(Page and application data records)

=-=-=

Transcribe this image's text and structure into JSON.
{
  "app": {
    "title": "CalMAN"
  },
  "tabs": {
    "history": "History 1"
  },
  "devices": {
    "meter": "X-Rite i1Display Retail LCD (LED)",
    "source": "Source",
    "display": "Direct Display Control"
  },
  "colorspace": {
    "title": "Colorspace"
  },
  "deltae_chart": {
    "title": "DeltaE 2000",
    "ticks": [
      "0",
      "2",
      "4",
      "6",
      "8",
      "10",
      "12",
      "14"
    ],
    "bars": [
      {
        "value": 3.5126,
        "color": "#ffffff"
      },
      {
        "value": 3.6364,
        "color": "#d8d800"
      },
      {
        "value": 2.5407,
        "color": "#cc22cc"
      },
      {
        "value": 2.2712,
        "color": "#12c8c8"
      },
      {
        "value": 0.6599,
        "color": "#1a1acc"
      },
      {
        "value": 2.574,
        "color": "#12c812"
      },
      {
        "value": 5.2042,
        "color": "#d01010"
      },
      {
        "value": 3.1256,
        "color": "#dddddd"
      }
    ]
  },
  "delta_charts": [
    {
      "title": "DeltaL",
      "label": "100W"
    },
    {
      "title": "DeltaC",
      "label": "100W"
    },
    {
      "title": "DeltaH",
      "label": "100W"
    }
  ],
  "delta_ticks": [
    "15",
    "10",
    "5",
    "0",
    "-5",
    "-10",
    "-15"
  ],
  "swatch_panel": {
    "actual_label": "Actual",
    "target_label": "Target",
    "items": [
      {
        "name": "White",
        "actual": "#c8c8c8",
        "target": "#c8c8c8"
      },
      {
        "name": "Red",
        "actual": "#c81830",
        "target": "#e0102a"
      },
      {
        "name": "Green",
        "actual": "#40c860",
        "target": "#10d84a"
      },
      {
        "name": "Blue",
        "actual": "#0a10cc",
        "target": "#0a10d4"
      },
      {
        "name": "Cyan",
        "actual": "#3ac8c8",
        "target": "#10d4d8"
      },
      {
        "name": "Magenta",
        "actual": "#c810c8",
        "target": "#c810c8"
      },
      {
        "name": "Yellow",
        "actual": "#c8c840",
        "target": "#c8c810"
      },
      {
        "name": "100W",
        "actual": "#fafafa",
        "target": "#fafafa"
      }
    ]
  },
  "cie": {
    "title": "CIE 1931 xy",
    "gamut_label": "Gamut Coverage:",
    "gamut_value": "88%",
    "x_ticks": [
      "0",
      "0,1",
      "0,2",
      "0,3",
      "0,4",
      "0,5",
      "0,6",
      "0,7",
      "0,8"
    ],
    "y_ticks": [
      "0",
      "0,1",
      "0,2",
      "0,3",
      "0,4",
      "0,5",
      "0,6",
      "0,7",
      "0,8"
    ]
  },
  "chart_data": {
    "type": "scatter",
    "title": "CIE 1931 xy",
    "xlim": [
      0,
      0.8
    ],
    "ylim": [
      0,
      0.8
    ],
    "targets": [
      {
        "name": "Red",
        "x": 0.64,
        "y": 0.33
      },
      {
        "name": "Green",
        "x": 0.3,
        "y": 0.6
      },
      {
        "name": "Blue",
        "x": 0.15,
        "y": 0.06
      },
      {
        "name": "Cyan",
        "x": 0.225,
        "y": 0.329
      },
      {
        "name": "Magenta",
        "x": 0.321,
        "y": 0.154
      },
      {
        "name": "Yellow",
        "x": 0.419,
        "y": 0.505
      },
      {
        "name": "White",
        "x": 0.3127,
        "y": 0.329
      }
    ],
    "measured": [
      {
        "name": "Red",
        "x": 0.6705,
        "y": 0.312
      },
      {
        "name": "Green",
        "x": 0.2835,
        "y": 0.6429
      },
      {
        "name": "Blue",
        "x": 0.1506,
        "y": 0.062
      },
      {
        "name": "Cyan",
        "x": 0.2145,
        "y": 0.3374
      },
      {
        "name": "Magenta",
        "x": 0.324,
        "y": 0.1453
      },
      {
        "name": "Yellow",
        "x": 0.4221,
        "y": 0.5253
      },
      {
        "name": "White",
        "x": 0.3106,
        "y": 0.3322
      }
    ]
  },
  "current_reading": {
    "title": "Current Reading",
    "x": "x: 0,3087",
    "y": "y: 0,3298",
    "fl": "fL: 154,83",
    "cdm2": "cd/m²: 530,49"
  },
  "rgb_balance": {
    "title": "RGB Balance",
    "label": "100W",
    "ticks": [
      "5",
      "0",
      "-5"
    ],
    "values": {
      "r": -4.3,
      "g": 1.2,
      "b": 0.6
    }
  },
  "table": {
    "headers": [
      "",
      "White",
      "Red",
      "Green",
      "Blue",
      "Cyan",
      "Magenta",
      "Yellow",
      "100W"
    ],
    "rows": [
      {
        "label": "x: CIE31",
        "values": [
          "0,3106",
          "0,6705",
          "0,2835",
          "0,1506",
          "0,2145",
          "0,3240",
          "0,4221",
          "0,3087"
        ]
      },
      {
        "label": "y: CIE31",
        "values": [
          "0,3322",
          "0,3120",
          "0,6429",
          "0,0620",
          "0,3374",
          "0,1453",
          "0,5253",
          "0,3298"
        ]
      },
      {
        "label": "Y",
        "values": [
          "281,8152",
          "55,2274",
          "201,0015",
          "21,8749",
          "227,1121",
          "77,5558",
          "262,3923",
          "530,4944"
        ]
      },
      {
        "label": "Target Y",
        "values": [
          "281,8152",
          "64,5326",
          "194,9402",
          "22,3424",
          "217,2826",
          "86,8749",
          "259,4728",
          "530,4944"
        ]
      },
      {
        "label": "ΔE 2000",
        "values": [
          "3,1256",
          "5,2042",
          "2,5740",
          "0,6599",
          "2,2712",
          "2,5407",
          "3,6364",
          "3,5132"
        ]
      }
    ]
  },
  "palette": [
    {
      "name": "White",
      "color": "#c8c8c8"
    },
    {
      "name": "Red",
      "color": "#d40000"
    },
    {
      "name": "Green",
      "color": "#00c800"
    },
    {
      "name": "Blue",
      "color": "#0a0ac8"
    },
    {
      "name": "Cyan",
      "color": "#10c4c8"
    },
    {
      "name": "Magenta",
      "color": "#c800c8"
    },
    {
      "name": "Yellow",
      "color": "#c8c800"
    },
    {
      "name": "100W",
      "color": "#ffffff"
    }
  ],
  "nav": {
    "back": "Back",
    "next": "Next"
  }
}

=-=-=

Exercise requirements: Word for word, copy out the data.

Reply to the exercise:
Transcribe this image's text and structure into JSON.
{
  "app": {
    "title": "CalMAN"
  },
  "tabs": {
    "history": "History 1"
  },
  "devices": {
    "meter": "X-Rite i1Display Retail LCD (LED)",
    "source": "Source",
    "display": "Direct Display Control"
  },
  "colorspace": {
    "title": "Colorspace"
  },
  "deltae_chart": {
    "title": "DeltaE 2000",
    "ticks": [
      "0",
      "2",
      "4",
      "6",
      "8",
      "10",
      "12",
      "14"
    ],
    "bars": [
      {
        "value": 3.5126,
        "color": "#ffffff"
      },
      {
        "value": 3.6364,
        "color": "#d8d800"
      },
      {
        "value": 2.5407,
        "color": "#cc22cc"
      },
      {
        "value": 2.2712,
        "color": "#12c8c8"
      },
      {
        "value": 0.6599,
        "color": "#1a1acc"
      },
      {
        "value": 2.574,
        "color": "#12c812"
      },
      {
        "value": 5.2042,
        "color": "#d01010"
      },
      {
        "value": 3.1256,
        "color": "#dddddd"
      }
    ]
  },
  "delta_charts": [
    {
      "title": "DeltaL",
      "label": "100W"
    },
    {
      "title": "DeltaC",
      "label": "100W"
    },
    {
      "title": "DeltaH",
      "label": "100W"
    }
  ],
  "delta_ticks": [
    "15",
    "10",
    "5",
    "0",
    "-5",
    "-10",
    "-15"
  ],
  "swatch_panel": {
    "actual_label": "Actual",
    "target_label": "Target",
    "items": [
      {
        "name": "White",
        "actual": "#c8c8c8",
        "target": "#c8c8c8"
      },
      {
        "name": "Red",
        "actual": "#c81830",
        "target": "#e0102a"
      },
      {
        "name": "Green",
        "actual": "#40c860",
        "target": "#10d84a"
      },
      {
        "name": "Blue",
        "actual": "#0a10cc",
        "target": "#0a10d4"
      },
      {
        "name": "Cyan",
        "actual": "#3ac8c8",
        "target": "#10d4d8"
      },
      {
        "name": "Magenta",
        "actual": "#c810c8",
        "target": "#c810c8"
      },
      {
        "name": "Yellow",
        "actual": "#c8c840",
        "target": "#c8c810"
      },
      {
        "name": "100W",
        "actual": "#fafafa",
        "target": "#fafafa"
      }
    ]
  },
  "cie": {
    "title": "CIE 1931 xy",
    "gamut_label": "Gamut Coverage:",
    "gamut_value": "88%",
    "x_ticks": [
      "0",
      "0,1",
      "0,2",
      "0,3",
      "0,4",
      "0,5",
      "0,6",
      "0,7",
      "0,8"
    ],
    "y_ticks": [
      "0",
      "0,1",
      "0,2",
      "0,3",
      "0,4",
      "0,5",
      "0,6",
      "0,7",
      "0,8"
    ]
  },
  "chart_data": {
    "type": "scatter",
    "title": "CIE 1931 xy",
    "xlim": [
      0,
      0.8
    ],
    "ylim": [
      0,
      0.8
    ],
    "targets": [
      {
        "name": "Red",
        "x": 0.64,
        "y": 0.33
      },
      {
        "name": "Green",
        "x": 0.3,
        "y": 0.6
      },
      {
        "name": "Blue",
        "x": 0.15,
        "y": 0.06
      },
      {
        "name": "Cyan",
        "x": 0.225,
        "y": 0.329
      },
      {
        "name": "Magenta",
        "x": 0.321,
        "y": 0.154
      },
      {
        "name": "Yellow",
        "x": 0.419,
        "y": 0.505
      },
      {
        "name": "White",
        "x": 0.3127,
        "y": 0.329
      }
    ],
    "measured": [
      {
        "name": "Red",
        "x": 0.6705,
        "y": 0.312
      },
      {
        "name": "Green",
        "x": 0.2835,
        "y": 0.6429
      },
      {
        "name": "Blue",
        "x": 0.1506,
        "y": 0.062
      },
      {
        "name": "Cyan",
        "x": 0.2145,
        "y": 0.3374
      },
      {
        "name": "Magenta",
        "x": 0.324,
        "y": 0.1453
      },
      {
        "name": "Yellow",
        "x": 0.4221,
        "y": 0.5253
      },
      {
        "name": "White",
        "x": 0.3106,
        "y": 0.3322
      }
    ]
  },
  "current_reading": {
    "title": "Current Reading",
    "x": "x: 0,3087",
    "y": "y: 0,3298",
    "fl": "fL: 154,83",
    "cdm2": "cd/m²: 530,49"
  },
  "rgb_balance": {
    "title": "RGB Balance",
    "label": "100W",
    "ticks": [
      "5",
      "0",
      "-5"
    ],
    "values": {
      "r": -4.3,
      "g": 1.2,
      "b": 0.6
    }
  },
  "table": {
    "headers": [
      "",
      "White",
      "Red",
      "Green",
      "Blue",
      "Cyan",
      "Magenta",
      "Yellow",
      "100W"
    ],
    "rows": [
      {
        "label": "x: CIE31",
        "values": [
          "0,3106",
          "0,6705",
          "0,2835",
          "0,1506",
          "0,2145",
          "0,3240",
          "0,4221",
          "0,3087"
        ]
      },
      {
        "label": "y: CIE31",
        "values": [
          "0,3322",
          "0,3120",
          "0,6429",
          "0,0620",
          "0,3374",
          "0,1453",
          "0,5253",
          "0,3298"
        ]
      },
      {
        "label": "Y",
        "values": [
          "281,8152",
          "55,2274",
          "201,0015",
          "21,8749",
          "227,1121",
          "77,5558",
          "262,3923",
          "530,4944"
        ]
      },
      {
        "label": "Target Y",
        "values": [
          "281,8152",
          "64,5326",
          "194,9402",
          "22,3424",
          "217,2826",
          "86,8749",
          "259,4728",
          "530,4944"
        ]
      },
      {
        "label": "ΔE 2000",
        "values": [
          "3,1256",
          "5,2042",
          "2,5740",
          "0,6599",
          "2,2712",
          "2,5407",
          "3,6364",
          "3,5132"
        ]
      }
    ]
  },
  "palette": [
    {
      "name": "White",
      "color": "#c8c8c8"
    },
    {
      "name": "Red",
      "color": "#d40000"
    },
    {
      "name": "Green",
      "color": "#00c800"
    },
    {
      "name": "Blue",
      "color": "#0a0ac8"
    },
    {
      "name": "Cyan",
      "color": "#10c4c8"
    },
    {
      "name": "Magenta",
      "color": "#c800c8"
    },
    {
      "name": "Yellow",
      "color": "#c8c800"
    },
    {
      "name": "100W",
      "color": "#ffffff"
    }
  ],
  "nav": {
    "back": "Back",
    "next": "Next"
  }
}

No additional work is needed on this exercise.